What if I told you that leadership isn’t just who you know, it’s about whether you introduce people? One of the most under-discussed components of leadership is boundary spanning. That is, the ability to bring together seemingly disparate people and information to create better outcomes.
In Kare Anderson’s TEDTalk, she called this being an opportunity maker by connecting people in unexpected ways. To keep a mutuality mindset in which you seek out and connect those with complementary talents and a strong sweet spot of mutual interest.
There is a line of research called social network analysis that studies the linkages between people and the meaningfulness of those linkages that exist (or not), whether they are reciprocated, and how they are used.
One of my favorite studies in this line of research is by Granovetter that was published in an article called: The strength of weak ties. In it, he made the seemingly counter-intuitive argument that it is the people we consider mere acquaintances (rather than strong, tested relationships) can provide us the most benefit in some circumstances.
This concept is brought to life in Anderson’s TEDTalk.
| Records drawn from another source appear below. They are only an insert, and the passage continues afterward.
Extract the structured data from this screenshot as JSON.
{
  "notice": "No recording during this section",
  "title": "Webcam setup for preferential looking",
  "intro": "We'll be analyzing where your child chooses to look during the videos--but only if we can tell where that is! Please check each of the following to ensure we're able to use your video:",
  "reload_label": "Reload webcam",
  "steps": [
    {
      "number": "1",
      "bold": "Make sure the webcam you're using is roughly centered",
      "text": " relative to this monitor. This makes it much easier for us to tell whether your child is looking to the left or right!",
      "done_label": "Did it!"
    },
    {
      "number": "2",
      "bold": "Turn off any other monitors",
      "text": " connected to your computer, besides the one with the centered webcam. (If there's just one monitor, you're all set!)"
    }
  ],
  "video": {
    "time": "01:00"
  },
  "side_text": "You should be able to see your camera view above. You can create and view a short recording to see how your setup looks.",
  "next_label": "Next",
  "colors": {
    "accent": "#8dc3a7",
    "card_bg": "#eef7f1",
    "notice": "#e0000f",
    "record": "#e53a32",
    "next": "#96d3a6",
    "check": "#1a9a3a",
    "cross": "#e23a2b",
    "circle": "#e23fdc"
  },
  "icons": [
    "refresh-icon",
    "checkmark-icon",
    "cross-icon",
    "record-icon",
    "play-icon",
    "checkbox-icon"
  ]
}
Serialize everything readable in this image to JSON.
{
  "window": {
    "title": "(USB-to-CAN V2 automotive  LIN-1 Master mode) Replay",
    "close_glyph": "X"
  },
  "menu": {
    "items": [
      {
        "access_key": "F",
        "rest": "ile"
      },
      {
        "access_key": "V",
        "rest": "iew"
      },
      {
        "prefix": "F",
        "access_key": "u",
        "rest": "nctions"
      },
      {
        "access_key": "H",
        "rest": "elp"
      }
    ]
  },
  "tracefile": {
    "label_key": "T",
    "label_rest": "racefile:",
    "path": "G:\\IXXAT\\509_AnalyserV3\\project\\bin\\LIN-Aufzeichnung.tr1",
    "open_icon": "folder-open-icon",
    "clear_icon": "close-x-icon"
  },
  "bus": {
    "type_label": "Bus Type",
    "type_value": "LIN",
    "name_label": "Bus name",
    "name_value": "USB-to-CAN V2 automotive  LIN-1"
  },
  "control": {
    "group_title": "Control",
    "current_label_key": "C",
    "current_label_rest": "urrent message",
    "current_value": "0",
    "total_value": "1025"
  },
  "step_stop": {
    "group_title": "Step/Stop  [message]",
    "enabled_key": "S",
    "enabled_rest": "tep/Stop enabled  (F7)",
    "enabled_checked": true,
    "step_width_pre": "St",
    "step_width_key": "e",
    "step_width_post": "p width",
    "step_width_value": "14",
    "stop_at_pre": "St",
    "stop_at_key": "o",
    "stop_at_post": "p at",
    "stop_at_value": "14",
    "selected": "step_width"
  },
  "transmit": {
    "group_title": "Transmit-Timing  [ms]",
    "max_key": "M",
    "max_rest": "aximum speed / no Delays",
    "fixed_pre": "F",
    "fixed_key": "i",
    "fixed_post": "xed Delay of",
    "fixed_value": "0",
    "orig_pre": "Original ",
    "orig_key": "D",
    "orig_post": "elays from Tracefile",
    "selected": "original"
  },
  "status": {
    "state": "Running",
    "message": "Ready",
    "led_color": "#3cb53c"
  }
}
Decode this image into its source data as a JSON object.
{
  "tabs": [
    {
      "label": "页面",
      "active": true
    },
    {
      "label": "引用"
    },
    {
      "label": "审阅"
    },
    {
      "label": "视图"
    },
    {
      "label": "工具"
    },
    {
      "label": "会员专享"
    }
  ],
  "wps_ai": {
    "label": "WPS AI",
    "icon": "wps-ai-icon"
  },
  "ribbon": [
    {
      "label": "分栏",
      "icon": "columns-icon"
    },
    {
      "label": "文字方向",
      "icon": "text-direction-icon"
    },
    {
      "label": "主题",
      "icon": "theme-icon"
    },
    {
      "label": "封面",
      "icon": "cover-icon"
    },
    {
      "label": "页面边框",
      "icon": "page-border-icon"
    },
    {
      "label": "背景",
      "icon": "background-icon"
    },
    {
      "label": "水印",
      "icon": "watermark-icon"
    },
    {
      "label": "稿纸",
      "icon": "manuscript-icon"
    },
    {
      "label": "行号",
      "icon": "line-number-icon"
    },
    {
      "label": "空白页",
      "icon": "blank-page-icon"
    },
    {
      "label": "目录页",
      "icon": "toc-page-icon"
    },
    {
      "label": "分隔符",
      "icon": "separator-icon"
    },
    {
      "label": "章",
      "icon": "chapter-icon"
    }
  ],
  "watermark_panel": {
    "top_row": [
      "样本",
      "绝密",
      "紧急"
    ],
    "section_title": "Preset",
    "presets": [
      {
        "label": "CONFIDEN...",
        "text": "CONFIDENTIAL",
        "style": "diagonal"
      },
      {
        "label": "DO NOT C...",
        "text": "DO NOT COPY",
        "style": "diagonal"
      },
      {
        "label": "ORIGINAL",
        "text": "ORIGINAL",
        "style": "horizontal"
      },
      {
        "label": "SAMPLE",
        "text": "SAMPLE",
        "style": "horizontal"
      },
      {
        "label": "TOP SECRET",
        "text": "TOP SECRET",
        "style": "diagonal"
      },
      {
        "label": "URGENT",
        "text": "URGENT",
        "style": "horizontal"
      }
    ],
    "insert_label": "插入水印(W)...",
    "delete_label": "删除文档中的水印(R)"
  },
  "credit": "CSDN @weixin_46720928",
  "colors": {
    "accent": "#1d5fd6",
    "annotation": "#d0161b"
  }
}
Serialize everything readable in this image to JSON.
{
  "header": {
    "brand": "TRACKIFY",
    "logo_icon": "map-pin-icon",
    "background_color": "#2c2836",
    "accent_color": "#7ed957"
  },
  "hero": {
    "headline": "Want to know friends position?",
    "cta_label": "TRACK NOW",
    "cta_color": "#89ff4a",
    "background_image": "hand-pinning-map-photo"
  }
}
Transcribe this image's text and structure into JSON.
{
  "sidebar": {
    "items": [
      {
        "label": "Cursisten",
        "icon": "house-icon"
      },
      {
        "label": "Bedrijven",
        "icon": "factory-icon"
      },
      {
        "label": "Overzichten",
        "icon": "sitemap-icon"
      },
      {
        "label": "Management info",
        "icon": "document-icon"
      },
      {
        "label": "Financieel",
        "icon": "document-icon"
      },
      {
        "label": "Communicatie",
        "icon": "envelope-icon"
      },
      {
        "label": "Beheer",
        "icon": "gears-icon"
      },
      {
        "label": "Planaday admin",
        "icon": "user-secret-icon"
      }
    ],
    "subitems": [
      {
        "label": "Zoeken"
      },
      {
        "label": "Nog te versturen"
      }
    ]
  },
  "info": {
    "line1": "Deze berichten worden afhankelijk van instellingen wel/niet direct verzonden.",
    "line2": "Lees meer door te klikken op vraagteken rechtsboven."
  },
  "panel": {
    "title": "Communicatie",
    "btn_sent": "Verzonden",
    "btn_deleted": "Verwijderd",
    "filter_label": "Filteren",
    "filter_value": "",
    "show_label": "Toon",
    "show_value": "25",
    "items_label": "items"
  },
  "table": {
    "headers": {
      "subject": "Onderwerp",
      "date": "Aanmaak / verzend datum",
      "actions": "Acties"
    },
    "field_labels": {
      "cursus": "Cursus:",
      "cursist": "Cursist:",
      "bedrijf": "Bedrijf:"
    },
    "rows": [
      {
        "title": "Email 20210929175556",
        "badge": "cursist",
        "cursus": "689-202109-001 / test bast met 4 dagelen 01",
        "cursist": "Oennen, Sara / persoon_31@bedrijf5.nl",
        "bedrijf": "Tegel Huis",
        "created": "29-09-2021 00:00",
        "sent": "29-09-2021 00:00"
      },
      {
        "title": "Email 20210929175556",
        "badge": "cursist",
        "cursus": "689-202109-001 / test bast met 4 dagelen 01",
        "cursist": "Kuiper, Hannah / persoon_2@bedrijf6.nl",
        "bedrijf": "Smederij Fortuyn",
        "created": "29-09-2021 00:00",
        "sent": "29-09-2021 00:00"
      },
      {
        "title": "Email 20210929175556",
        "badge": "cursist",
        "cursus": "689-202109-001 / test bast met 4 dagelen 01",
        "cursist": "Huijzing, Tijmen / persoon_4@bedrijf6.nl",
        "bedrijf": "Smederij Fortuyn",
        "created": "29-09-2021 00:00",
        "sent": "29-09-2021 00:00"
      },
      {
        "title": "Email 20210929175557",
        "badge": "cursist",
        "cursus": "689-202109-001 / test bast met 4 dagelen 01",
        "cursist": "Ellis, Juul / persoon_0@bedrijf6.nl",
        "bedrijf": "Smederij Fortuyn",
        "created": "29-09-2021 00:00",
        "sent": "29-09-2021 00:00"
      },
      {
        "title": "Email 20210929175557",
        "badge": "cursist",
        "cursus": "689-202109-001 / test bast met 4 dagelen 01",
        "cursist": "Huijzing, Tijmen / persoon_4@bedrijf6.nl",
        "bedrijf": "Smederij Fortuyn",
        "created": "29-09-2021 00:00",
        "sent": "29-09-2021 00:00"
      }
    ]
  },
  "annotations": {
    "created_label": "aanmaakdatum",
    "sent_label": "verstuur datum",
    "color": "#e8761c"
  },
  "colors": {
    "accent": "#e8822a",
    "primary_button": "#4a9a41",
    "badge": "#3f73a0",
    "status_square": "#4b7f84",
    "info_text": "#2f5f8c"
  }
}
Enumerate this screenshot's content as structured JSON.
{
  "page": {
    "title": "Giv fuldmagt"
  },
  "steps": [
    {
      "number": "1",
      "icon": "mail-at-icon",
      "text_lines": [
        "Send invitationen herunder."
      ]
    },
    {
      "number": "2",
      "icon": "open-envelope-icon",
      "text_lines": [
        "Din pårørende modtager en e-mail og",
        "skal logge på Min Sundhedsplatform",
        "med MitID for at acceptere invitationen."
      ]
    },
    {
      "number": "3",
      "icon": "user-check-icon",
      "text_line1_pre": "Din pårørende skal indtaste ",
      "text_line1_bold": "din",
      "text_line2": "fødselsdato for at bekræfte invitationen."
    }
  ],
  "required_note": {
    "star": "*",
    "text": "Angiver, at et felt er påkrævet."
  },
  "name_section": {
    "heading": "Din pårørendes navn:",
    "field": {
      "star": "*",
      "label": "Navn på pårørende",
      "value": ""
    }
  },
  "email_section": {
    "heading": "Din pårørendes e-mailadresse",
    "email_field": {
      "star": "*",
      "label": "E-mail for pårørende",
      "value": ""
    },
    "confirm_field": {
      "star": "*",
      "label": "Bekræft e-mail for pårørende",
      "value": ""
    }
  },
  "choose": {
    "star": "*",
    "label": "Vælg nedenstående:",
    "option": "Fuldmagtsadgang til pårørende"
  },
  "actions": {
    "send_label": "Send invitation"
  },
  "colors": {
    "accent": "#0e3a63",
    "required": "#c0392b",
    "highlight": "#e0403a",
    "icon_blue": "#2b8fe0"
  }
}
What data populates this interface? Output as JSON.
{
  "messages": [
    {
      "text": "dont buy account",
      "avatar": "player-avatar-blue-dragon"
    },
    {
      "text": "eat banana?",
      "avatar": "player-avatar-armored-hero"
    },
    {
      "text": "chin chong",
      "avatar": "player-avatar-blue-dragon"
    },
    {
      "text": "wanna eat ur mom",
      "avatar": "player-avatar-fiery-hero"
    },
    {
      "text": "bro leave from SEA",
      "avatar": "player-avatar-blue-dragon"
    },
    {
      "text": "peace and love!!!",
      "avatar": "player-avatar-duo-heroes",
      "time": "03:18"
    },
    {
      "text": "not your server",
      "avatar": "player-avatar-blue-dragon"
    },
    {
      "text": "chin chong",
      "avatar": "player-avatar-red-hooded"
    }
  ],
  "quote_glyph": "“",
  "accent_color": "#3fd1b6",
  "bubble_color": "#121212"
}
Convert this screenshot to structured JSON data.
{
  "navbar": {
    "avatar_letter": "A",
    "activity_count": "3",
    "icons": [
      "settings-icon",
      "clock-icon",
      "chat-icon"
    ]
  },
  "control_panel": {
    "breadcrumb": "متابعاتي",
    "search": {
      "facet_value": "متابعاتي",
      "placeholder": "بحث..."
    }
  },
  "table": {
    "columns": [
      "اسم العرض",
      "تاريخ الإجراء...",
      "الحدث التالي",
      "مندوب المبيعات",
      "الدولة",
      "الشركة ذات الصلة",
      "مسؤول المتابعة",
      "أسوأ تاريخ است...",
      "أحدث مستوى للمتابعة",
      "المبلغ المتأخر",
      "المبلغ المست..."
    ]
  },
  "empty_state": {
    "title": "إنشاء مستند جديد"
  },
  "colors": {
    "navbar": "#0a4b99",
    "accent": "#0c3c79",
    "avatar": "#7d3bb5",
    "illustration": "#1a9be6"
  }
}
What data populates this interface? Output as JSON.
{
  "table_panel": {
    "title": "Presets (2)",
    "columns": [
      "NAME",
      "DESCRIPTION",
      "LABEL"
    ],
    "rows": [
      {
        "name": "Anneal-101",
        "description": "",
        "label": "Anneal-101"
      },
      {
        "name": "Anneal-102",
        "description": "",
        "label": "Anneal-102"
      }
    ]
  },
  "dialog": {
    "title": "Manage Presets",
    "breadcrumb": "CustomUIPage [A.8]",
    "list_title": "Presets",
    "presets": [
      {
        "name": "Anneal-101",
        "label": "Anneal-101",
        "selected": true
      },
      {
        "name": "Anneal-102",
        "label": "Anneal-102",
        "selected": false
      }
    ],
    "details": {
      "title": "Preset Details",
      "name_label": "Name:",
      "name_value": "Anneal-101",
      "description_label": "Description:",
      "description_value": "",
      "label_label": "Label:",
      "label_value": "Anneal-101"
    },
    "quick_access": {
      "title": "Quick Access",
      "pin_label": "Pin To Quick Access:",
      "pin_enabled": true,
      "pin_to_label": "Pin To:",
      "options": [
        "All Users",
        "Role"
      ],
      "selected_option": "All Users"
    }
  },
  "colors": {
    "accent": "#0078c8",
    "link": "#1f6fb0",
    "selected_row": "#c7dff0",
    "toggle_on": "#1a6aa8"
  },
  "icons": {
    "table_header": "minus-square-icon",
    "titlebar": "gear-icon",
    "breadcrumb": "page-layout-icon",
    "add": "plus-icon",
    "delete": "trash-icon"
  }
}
In it, she describes the connection she made between 3 people that could not be more different. An up-and-coming actress, an architect/professor, and an inmate of San Quentin. The connection between these three people resulted in the spread of public art in California. In short, she is boundary spanning. She is an opportunity maker. And she is a leader.
The take-away here about boundary spanning is twofold:
- What are you doing to get to know people that outside of your direct area of work? Do you know a couple people in finance? In procurement? In IT? Remember, several months back in our Happiness Challenge? I talked about the small things you can do to build relationships across your agency. In doing those small tasks, you will become happier. And, you are setting yourself up to be a boundary spanner.
- Do you make connections between people in unexpected ways? For example, I recently had someone mention a coworker sailed as a hobby. Knowing I sailed too, she said she hoped I didn’t mind her sharing that information. She just thought we should know each other. This coworker and I exchanged a couple emails about sailing. And, can you believe that a month later I was sitting in a meeting with this sailor? Or, that it went WAY better because we now had a personal connection? So you see. You not only can make unusual connections – those linkages can be in entirely unusual areas.